Phase 3, Randomized Clinical Trial to Assess the Efficacy and Safety of Tenofovir in Hepatitis B Virus Infected, s and e Antigen Positive, Pregnant Women to Prevent Perinatal Transmission Despite Infant Passive-active HBV Immunization.
This is a phase III, placebo controlled, double blind, randomized clinical trial to assess
the efficacy and safety of tenofovir disoproxil fumarate (TDF) given from 28 weeks'
gestation until 2 months postpartum to pregnant women with Hepatitis B (HB) virus (HBV)
chronic infection and positive for HB s and e antigen to prevent perinatal transmission of
HBV to their infants. All infants will receive HBV passive (HB specific immunoglobulin) and
active (vaccine) immunization.
Chronic hepatitis B (CHB) infection is complicated by cirrhosis and hepatocellular carcinoma
(HCC), the 10th leading cause of death worldwide.
In 2011, about 7% of adults in Thailand were HBsAg carriers. Infant hepatitis B (HB)
immunization and HB immune globulin (HBIg) administered at birth effectively prevent most
mother-to-child transmission (MTCT) of HBV. However, about 12% of mothers with high load of
HBV transmit the virus to their infants, despite active and passive immunization.
Studies have suggested that antiviral treatment at the end of pregnancy and during early
postpartum can reduce the risk of transmission to the child. A potential limitation to this
approach is the risk of hepatic disease exacerbation following discontinuation of antiviral
treatment postpartum, and this risk has not been properly evaluated. No randomized clinical
trials have adequately demonstrated the efficacy and safety of maternal antiviral treatment

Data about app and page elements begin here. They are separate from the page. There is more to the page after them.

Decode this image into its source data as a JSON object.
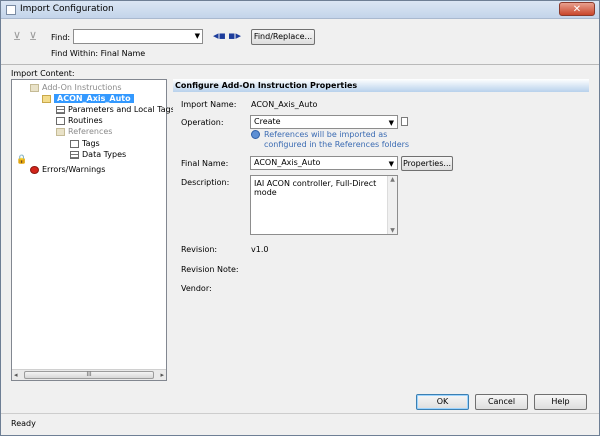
{
  "window": {
    "title": "Import Configuration",
    "close_glyph": "✕"
  },
  "toolbar": {
    "find_label": "Find:",
    "find_value": "",
    "find_within": "Find Within: Final Name",
    "find_replace_label": "Find/Replace..."
  },
  "tree": {
    "label": "Import Content:",
    "items": [
      {
        "label": "Add-On Instructions"
      },
      {
        "label": "ACON_Axis_Auto"
      },
      {
        "label": "Parameters and Local Tags"
      },
      {
        "label": "Routines"
      },
      {
        "label": "References"
      },
      {
        "label": "Tags"
      },
      {
        "label": "Data Types"
      },
      {
        "label": "Errors/Warnings"
      }
    ],
    "scroll_thumb": "III"
  },
  "props": {
    "header": "Configure Add-On Instruction Properties",
    "import_name_label": "Import Name:",
    "import_name": "ACON_Axis_Auto",
    "operation_label": "Operation:",
    "operation": "Create",
    "note_line1": "References will be imported as",
    "note_line2": "configured in the References folders",
    "final_name_label": "Final Name:",
    "final_name": "ACON_Axis_Auto",
    "properties_label": "Properties...",
    "description_label": "Description:",
    "description": "IAI ACON controller, Full-Direct mode",
    "revision_label": "Revision:",
    "revision": "v1.0",
    "revision_note_label": "Revision Note:",
    "vendor_label": "Vendor:"
  },
  "buttons": {
    "ok": "OK",
    "cancel": "Cancel",
    "help": "Help"
  },
  "status": "Ready"
}
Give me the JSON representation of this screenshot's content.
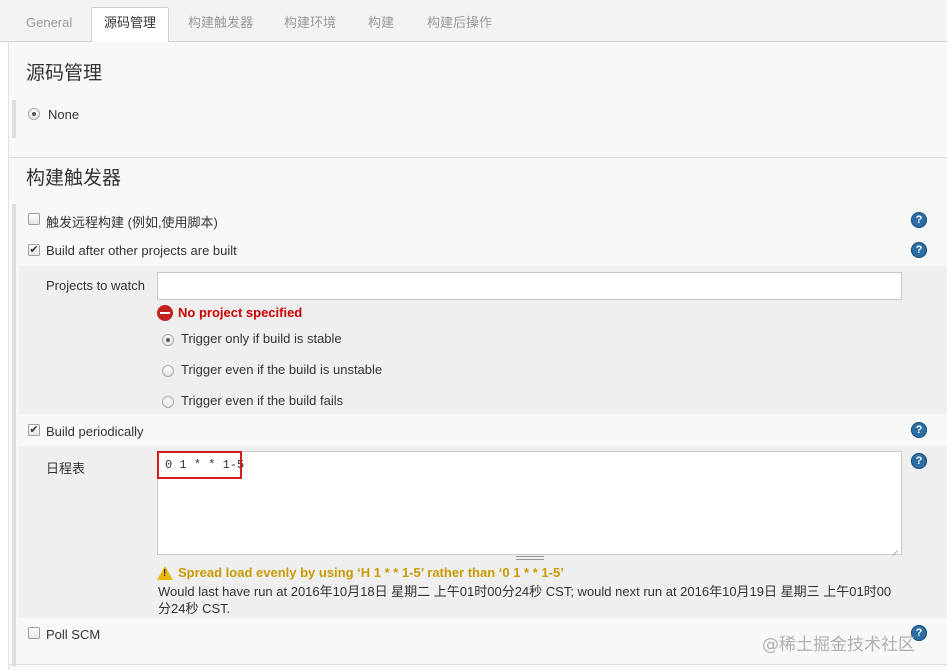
{
  "tabs": [
    "General",
    "源码管理",
    "构建触发器",
    "构建环境",
    "构建",
    "构建后操作"
  ],
  "scm": {
    "title": "源码管理",
    "none_label": "None"
  },
  "triggers": {
    "title": "构建触发器",
    "remote_label": "触发远程构建 (例如,使用脚本)",
    "remote_checked": false,
    "after_other_label": "Build after other projects are built",
    "after_other_checked": true,
    "projects_to_watch_label": "Projects to watch",
    "projects_to_watch_value": "",
    "error_text": "No project specified",
    "trigger_options": [
      "Trigger only if build is stable",
      "Trigger even if the build is unstable",
      "Trigger even if the build fails"
    ],
    "trigger_selected": 0,
    "periodic_label": "Build periodically",
    "periodic_checked": true,
    "schedule_label": "日程表",
    "schedule_value": "0 1 * *  1-5",
    "warning_text": "Spread load evenly by using ‘H 1 * *  1-5’ rather than ‘0 1 * *  1-5’",
    "info_text": "Would last have run at 2016年10月18日 星期二 上午01时00分24秒 CST; would next run at 2016年10月19日 星期三 上午01时00分24秒 CST.",
    "poll_label": "Poll SCM",
    "poll_checked": false
  },
  "help_icon_glyph": "?",
  "watermark": "@稀土掘金技术社区",
  "colors": {
    "error": "#cc0000",
    "warning": "#c99a00",
    "highlight": "#d31d1d",
    "help": "#2c6ea5"
  }
}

the prevention of mother to child transmission of HBV. This is the reason why this approach
is not currently recommended by the Associations for the Study of Liver Diseases.
We hypothesize that a potent antiviral, tenofovir, can decrease HBV viral load in HBV
infected pregnant women and therefore reduce the risk of perinatal transmission, before
infants are definitely protected by passive-active immunization. We also hypothesize that
only moderate exacerbations of liver disease will be observed after discontinuation of a
short antiviral course (5 months). While the primary objective of the study is to assess the
efficacy of tenofovir versus placebo for the prevention of perinatal transmission, an
important secondary objective is the assessment of the risk of postpartum hepatic disease
Within 2 years, 328 women and their infants will be enrolled from public hospitals in
Thailand and randomized to receive either tenofovir or placebo from 28 weeks of pregnancy
until 2 months postpartum. Mothers and infants will be followed until one year postpartum.
The primary endpoint will be the detection of HBsAg and HBV DNA in infants at six months of
life. An interim analysis will be conducted when half of the outcomes are available.
Allocation: Randomized, Endpoint Classification: Safety/Efficacy Study, Intervention Model: Parallel Assignment, Masking: Double Blind (Subject, Caregiver, Investigator, Outcomes Assessor), Primary Purpose: Prevention
Infant's Hepatitis B infection status, defined as HBsAg positive confirmed by HBV DNA
6 months of age
Gonzague Jourdain, MD, PhD
Institut de Recherche pour le Developpement
Thailand: Ministry of Public Health